Extracted records:
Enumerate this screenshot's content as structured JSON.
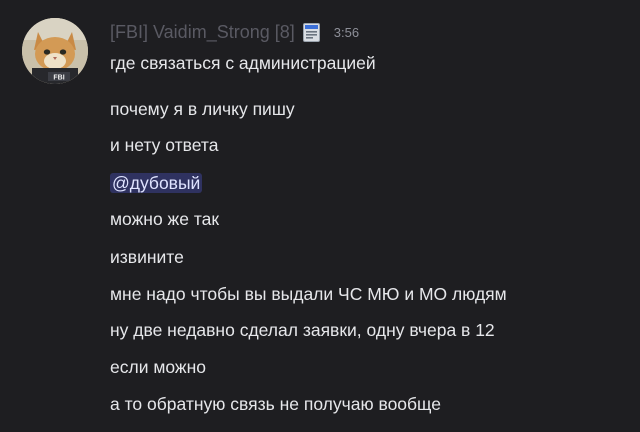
{
  "message": {
    "author": "[FBI] Vaidim_Strong [8]",
    "role_icon": "fbi-badge-icon",
    "timestamp": "3:56",
    "avatar_badge_text": "FBI",
    "lines": [
      "где связаться с администрацией",
      "почему я в личку пишу",
      "и нету ответа",
      "@дубовый",
      "можно же так",
      "извините",
      "мне надо чтобы вы выдали ЧС МЮ и МО людям",
      "ну две недавно сделал заявки, одну вчера в 12",
      "если можно",
      "а то обратную связь не получаю вообще"
    ]
  },
  "colors": {
    "background": "#1e1e21",
    "text": "#e6e7ea",
    "username": "#5a5a63",
    "timestamp": "#8e9099",
    "mention_bg": "#5865f2"
  }
}
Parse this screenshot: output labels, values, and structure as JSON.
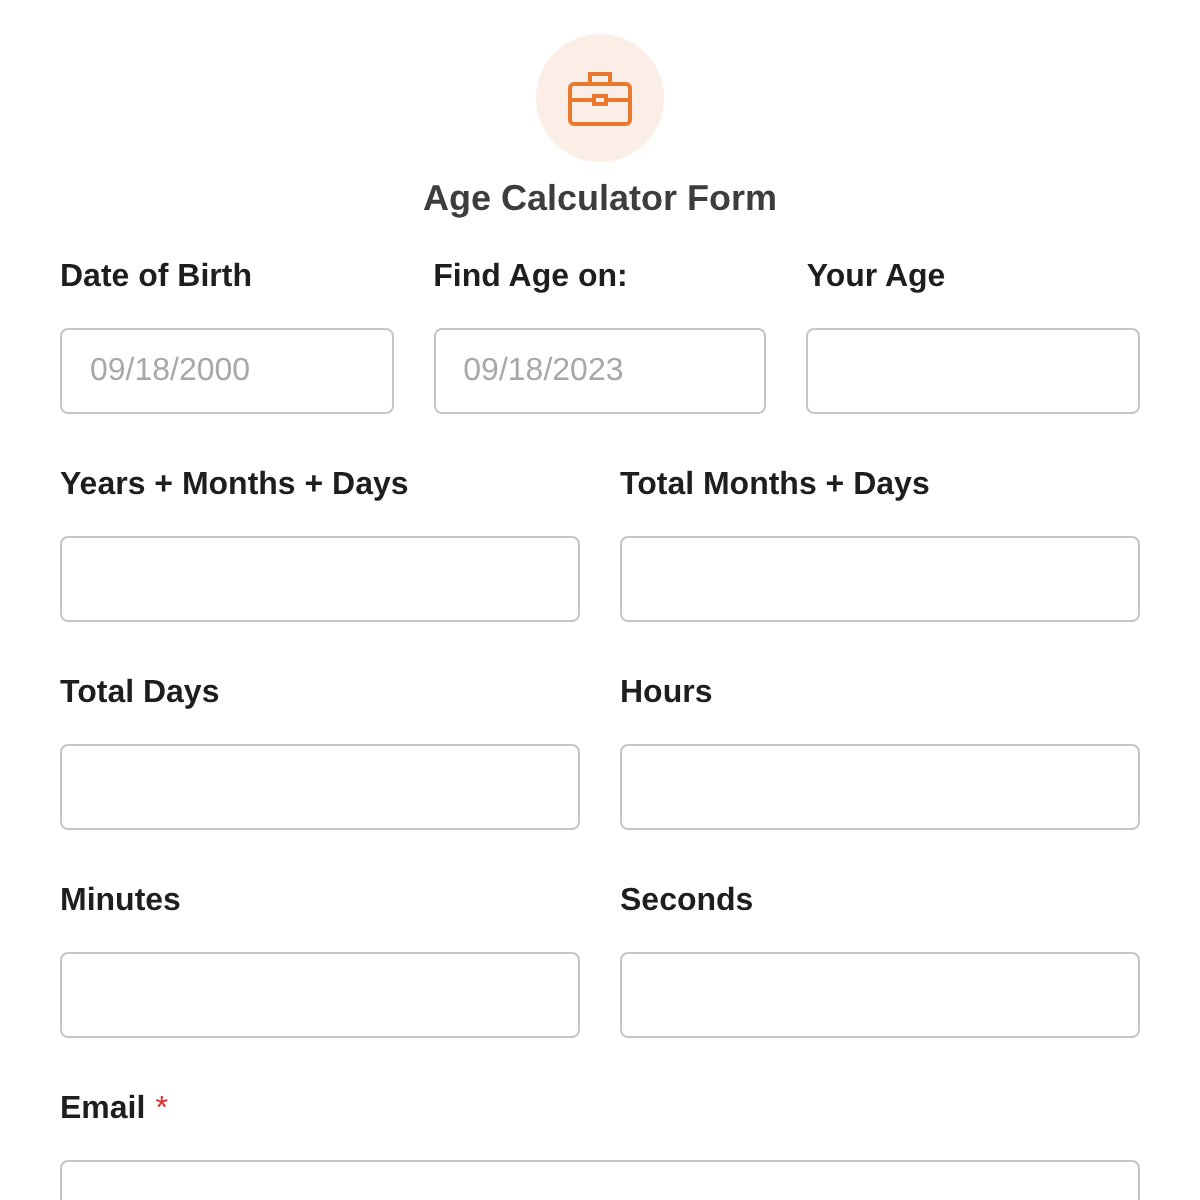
{
  "form": {
    "title": "Age Calculator Form"
  },
  "rows": [
    {
      "fields": [
        {
          "label": "Date of Birth",
          "placeholder": "09/18/2000"
        },
        {
          "label": "Find Age on:",
          "placeholder": "09/18/2023"
        },
        {
          "label": "Your Age"
        }
      ]
    },
    {
      "fields": [
        {
          "label": "Years + Months + Days"
        },
        {
          "label": "Total Months + Days"
        }
      ]
    },
    {
      "fields": [
        {
          "label": "Total Days"
        },
        {
          "label": "Hours"
        }
      ]
    },
    {
      "fields": [
        {
          "label": "Minutes"
        },
        {
          "label": "Seconds"
        }
      ]
    },
    {
      "fields": [
        {
          "label": "Email",
          "required_mark": "*"
        }
      ]
    }
  ]
}
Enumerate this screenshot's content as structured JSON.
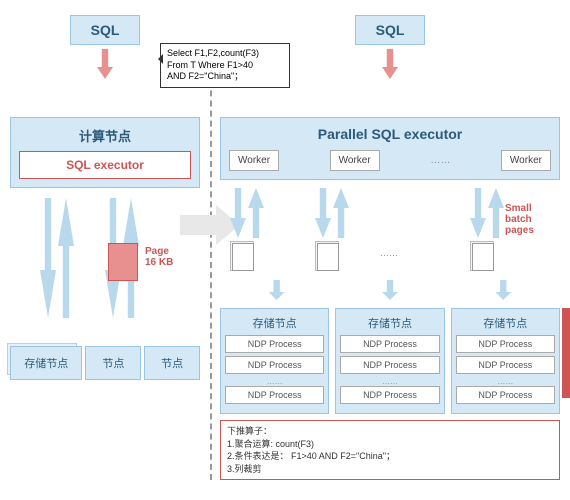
{
  "left": {
    "sql": "SQL",
    "compute_title": "计算节点",
    "sql_executor": "SQL executor",
    "page_label1": "Page",
    "page_label2": "16 KB",
    "storage1": "存储节点",
    "storage2": "节点",
    "storage3": "节点"
  },
  "callout": {
    "line1": "Select F1,F2,count(F3)",
    "line2": "From T Where F1>40",
    "line3": "AND F2=\"China\"；"
  },
  "right": {
    "sql": "SQL",
    "parallel_title": "Parallel SQL executor",
    "worker1": "Worker",
    "worker2": "Worker",
    "worker3": "Worker",
    "dots": "……",
    "small_batch1": "Small",
    "small_batch2": "batch",
    "small_batch3": "pages",
    "storage_title": "存储节点",
    "ndp": "NDP Process",
    "ndp_dots": "……"
  },
  "pushdown": {
    "title": "下推算子：",
    "l1": "1.聚合运算: count(F3)",
    "l2": "2.条件表达是： F1>40 AND F2=\"China\"；",
    "l3": "3.列裁剪"
  }
}
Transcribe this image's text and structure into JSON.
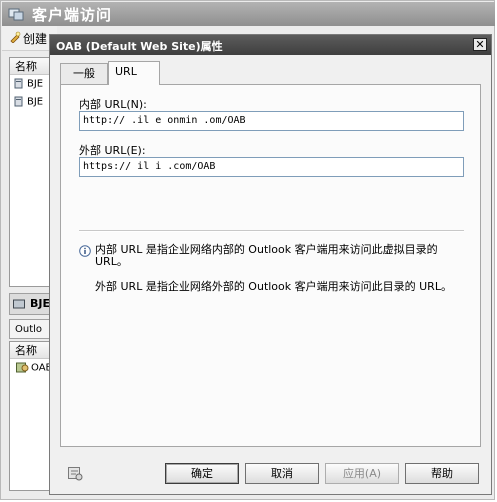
{
  "background_window": {
    "title": "客户端访问",
    "toolbar_create": "创建",
    "list_header": "名称",
    "list_items": [
      "BJE",
      "BJE"
    ],
    "section_title": "BJE",
    "tab_label": "Outlo",
    "list2_header": "名称",
    "list2_item": "OAB"
  },
  "dialog": {
    "title": "OAB (Default Web Site)属性",
    "tabs": [
      "一般",
      "URL"
    ],
    "active_tab": "URL",
    "internal_url_label": "内部 URL(N):",
    "internal_url_value": "http://  .il   e  onmin   .om/OAB",
    "external_url_label": "外部 URL(E):",
    "external_url_value": "https://  il            i  .com/OAB",
    "info_internal": "内部 URL 是指企业网络内部的 Outlook 客户端用来访问此虚拟目录的 URL。",
    "info_external": "外部 URL 是指企业网络外部的 Outlook 客户端用来访问此目录的 URL。",
    "buttons": {
      "ok": "确定",
      "cancel": "取消",
      "apply": "应用(A)",
      "help": "帮助"
    }
  },
  "colors": {
    "dialog_title_bg": "#4a4a4a",
    "window_bg": "#f0f0f0",
    "field_border": "#7f9db9"
  }
}
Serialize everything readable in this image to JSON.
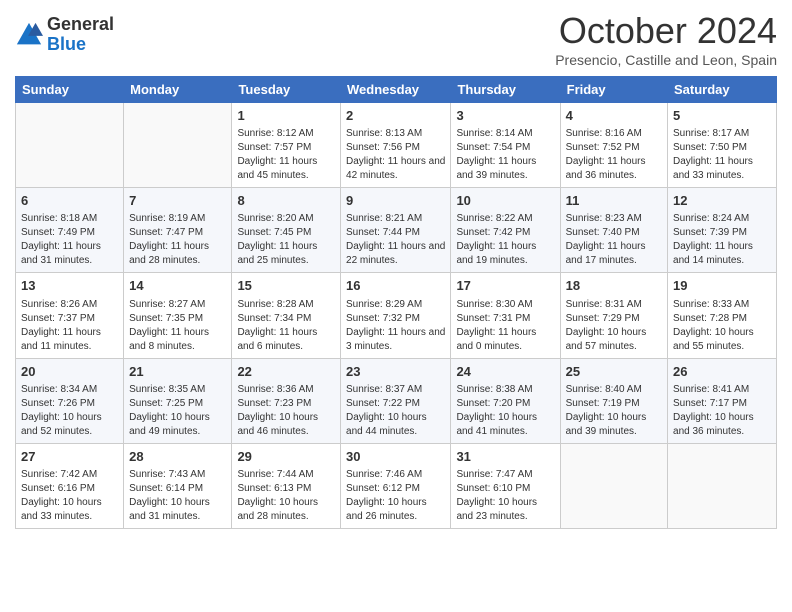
{
  "logo": {
    "general": "General",
    "blue": "Blue"
  },
  "title": "October 2024",
  "subtitle": "Presencio, Castille and Leon, Spain",
  "days_of_week": [
    "Sunday",
    "Monday",
    "Tuesday",
    "Wednesday",
    "Thursday",
    "Friday",
    "Saturday"
  ],
  "weeks": [
    [
      {
        "day": "",
        "info": ""
      },
      {
        "day": "",
        "info": ""
      },
      {
        "day": "1",
        "info": "Sunrise: 8:12 AM\nSunset: 7:57 PM\nDaylight: 11 hours and 45 minutes."
      },
      {
        "day": "2",
        "info": "Sunrise: 8:13 AM\nSunset: 7:56 PM\nDaylight: 11 hours and 42 minutes."
      },
      {
        "day": "3",
        "info": "Sunrise: 8:14 AM\nSunset: 7:54 PM\nDaylight: 11 hours and 39 minutes."
      },
      {
        "day": "4",
        "info": "Sunrise: 8:16 AM\nSunset: 7:52 PM\nDaylight: 11 hours and 36 minutes."
      },
      {
        "day": "5",
        "info": "Sunrise: 8:17 AM\nSunset: 7:50 PM\nDaylight: 11 hours and 33 minutes."
      }
    ],
    [
      {
        "day": "6",
        "info": "Sunrise: 8:18 AM\nSunset: 7:49 PM\nDaylight: 11 hours and 31 minutes."
      },
      {
        "day": "7",
        "info": "Sunrise: 8:19 AM\nSunset: 7:47 PM\nDaylight: 11 hours and 28 minutes."
      },
      {
        "day": "8",
        "info": "Sunrise: 8:20 AM\nSunset: 7:45 PM\nDaylight: 11 hours and 25 minutes."
      },
      {
        "day": "9",
        "info": "Sunrise: 8:21 AM\nSunset: 7:44 PM\nDaylight: 11 hours and 22 minutes."
      },
      {
        "day": "10",
        "info": "Sunrise: 8:22 AM\nSunset: 7:42 PM\nDaylight: 11 hours and 19 minutes."
      },
      {
        "day": "11",
        "info": "Sunrise: 8:23 AM\nSunset: 7:40 PM\nDaylight: 11 hours and 17 minutes."
      },
      {
        "day": "12",
        "info": "Sunrise: 8:24 AM\nSunset: 7:39 PM\nDaylight: 11 hours and 14 minutes."
      }
    ],
    [
      {
        "day": "13",
        "info": "Sunrise: 8:26 AM\nSunset: 7:37 PM\nDaylight: 11 hours and 11 minutes."
      },
      {
        "day": "14",
        "info": "Sunrise: 8:27 AM\nSunset: 7:35 PM\nDaylight: 11 hours and 8 minutes."
      },
      {
        "day": "15",
        "info": "Sunrise: 8:28 AM\nSunset: 7:34 PM\nDaylight: 11 hours and 6 minutes."
      },
      {
        "day": "16",
        "info": "Sunrise: 8:29 AM\nSunset: 7:32 PM\nDaylight: 11 hours and 3 minutes."
      },
      {
        "day": "17",
        "info": "Sunrise: 8:30 AM\nSunset: 7:31 PM\nDaylight: 11 hours and 0 minutes."
      },
      {
        "day": "18",
        "info": "Sunrise: 8:31 AM\nSunset: 7:29 PM\nDaylight: 10 hours and 57 minutes."
      },
      {
        "day": "19",
        "info": "Sunrise: 8:33 AM\nSunset: 7:28 PM\nDaylight: 10 hours and 55 minutes."
      }
    ],
    [
      {
        "day": "20",
        "info": "Sunrise: 8:34 AM\nSunset: 7:26 PM\nDaylight: 10 hours and 52 minutes."
      },
      {
        "day": "21",
        "info": "Sunrise: 8:35 AM\nSunset: 7:25 PM\nDaylight: 10 hours and 49 minutes."
      },
      {
        "day": "22",
        "info": "Sunrise: 8:36 AM\nSunset: 7:23 PM\nDaylight: 10 hours and 46 minutes."
      },
      {
        "day": "23",
        "info": "Sunrise: 8:37 AM\nSunset: 7:22 PM\nDaylight: 10 hours and 44 minutes."
      },
      {
        "day": "24",
        "info": "Sunrise: 8:38 AM\nSunset: 7:20 PM\nDaylight: 10 hours and 41 minutes."
      },
      {
        "day": "25",
        "info": "Sunrise: 8:40 AM\nSunset: 7:19 PM\nDaylight: 10 hours and 39 minutes."
      },
      {
        "day": "26",
        "info": "Sunrise: 8:41 AM\nSunset: 7:17 PM\nDaylight: 10 hours and 36 minutes."
      }
    ],
    [
      {
        "day": "27",
        "info": "Sunrise: 7:42 AM\nSunset: 6:16 PM\nDaylight: 10 hours and 33 minutes."
      },
      {
        "day": "28",
        "info": "Sunrise: 7:43 AM\nSunset: 6:14 PM\nDaylight: 10 hours and 31 minutes."
      },
      {
        "day": "29",
        "info": "Sunrise: 7:44 AM\nSunset: 6:13 PM\nDaylight: 10 hours and 28 minutes."
      },
      {
        "day": "30",
        "info": "Sunrise: 7:46 AM\nSunset: 6:12 PM\nDaylight: 10 hours and 26 minutes."
      },
      {
        "day": "31",
        "info": "Sunrise: 7:47 AM\nSunset: 6:10 PM\nDaylight: 10 hours and 23 minutes."
      },
      {
        "day": "",
        "info": ""
      },
      {
        "day": "",
        "info": ""
      }
    ]
  ]
}
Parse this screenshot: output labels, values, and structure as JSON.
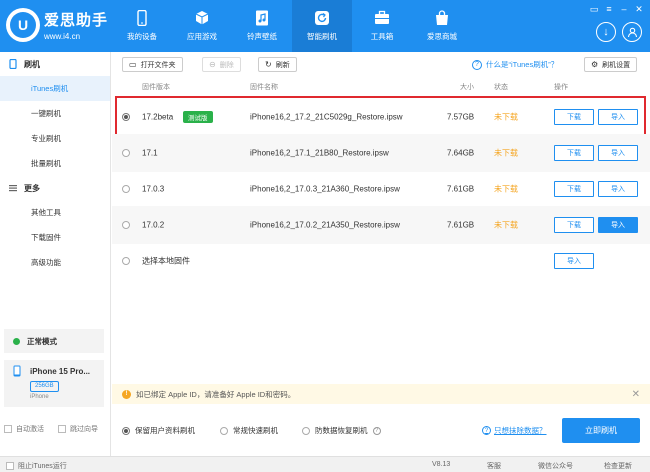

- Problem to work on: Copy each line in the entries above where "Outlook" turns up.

- Reply to the exercise:
    "info_internal": "内部 URL 是指企业网络内部的 Outlook 客户端用来访问此虚拟目录的 URL。",
    "info_external": "外部 URL 是指企业网络外部的 Outlook 客户端用来访问此目录的 URL。",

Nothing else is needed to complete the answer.